Input –
++++++++

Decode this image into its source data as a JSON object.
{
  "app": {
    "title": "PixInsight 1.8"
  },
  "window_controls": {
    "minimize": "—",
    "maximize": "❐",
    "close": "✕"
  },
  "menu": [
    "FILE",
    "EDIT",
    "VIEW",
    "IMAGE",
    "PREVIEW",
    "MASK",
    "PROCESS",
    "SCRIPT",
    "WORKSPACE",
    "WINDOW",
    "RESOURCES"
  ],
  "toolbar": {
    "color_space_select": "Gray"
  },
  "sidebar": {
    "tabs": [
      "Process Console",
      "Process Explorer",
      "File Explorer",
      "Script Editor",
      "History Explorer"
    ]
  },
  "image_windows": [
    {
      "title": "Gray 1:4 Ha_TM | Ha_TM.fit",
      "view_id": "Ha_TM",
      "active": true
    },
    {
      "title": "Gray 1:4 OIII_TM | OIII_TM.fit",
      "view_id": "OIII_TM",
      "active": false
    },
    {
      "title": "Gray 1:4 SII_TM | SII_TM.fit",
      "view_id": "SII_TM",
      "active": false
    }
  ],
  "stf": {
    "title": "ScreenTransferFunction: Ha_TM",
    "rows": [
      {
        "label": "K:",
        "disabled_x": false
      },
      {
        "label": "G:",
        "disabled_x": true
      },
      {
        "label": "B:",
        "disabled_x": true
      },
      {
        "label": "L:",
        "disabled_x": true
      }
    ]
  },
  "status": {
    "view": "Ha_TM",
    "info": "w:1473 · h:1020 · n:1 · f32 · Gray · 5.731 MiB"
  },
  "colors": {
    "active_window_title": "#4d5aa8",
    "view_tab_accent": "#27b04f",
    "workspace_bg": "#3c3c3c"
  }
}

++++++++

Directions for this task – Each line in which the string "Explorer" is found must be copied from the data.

Answer space –
      "Process Explorer",
      "File Explorer",
      "History Explorer"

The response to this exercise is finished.